> _WHAT TO DO_:
Wherever a line of the data contains "icon", copy that line.

> _DATA_:
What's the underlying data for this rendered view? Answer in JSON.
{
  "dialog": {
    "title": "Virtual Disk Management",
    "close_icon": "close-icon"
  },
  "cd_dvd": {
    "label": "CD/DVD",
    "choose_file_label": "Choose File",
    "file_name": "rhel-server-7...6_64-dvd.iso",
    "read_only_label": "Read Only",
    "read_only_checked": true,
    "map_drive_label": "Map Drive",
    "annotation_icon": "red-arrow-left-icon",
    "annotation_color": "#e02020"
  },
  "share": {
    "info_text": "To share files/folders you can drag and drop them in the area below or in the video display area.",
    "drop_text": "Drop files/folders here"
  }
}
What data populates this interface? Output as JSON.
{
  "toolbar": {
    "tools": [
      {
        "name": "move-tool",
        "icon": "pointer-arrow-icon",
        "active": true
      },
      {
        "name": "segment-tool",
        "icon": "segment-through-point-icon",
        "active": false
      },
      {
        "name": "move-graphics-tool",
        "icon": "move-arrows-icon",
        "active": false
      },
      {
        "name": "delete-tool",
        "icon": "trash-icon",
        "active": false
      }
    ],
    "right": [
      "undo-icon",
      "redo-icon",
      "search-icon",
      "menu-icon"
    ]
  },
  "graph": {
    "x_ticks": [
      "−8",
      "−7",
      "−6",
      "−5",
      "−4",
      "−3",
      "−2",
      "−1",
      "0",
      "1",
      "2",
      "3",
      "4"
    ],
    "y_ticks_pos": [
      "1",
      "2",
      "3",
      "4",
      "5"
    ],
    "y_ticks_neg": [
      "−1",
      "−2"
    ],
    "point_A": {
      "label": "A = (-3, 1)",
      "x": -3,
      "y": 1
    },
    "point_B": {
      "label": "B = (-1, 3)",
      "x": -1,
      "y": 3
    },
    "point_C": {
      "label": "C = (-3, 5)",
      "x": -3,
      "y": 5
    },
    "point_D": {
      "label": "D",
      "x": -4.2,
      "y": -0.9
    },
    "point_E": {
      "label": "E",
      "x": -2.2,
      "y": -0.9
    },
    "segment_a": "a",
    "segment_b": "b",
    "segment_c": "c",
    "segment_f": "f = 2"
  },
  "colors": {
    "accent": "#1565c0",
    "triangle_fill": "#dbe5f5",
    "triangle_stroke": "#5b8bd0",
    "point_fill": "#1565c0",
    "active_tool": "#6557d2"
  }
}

> _SOLUTION TO THIS EXERCISE_:
    "close_icon": "close-icon"
    "annotation_icon": "red-arrow-left-icon",
        "icon": "pointer-arrow-icon",
        "icon": "segment-through-point-icon",
        "icon": "move-arrows-icon",
        "icon": "trash-icon",
      "undo-icon",
      "redo-icon",
      "search-icon",
      "menu-icon"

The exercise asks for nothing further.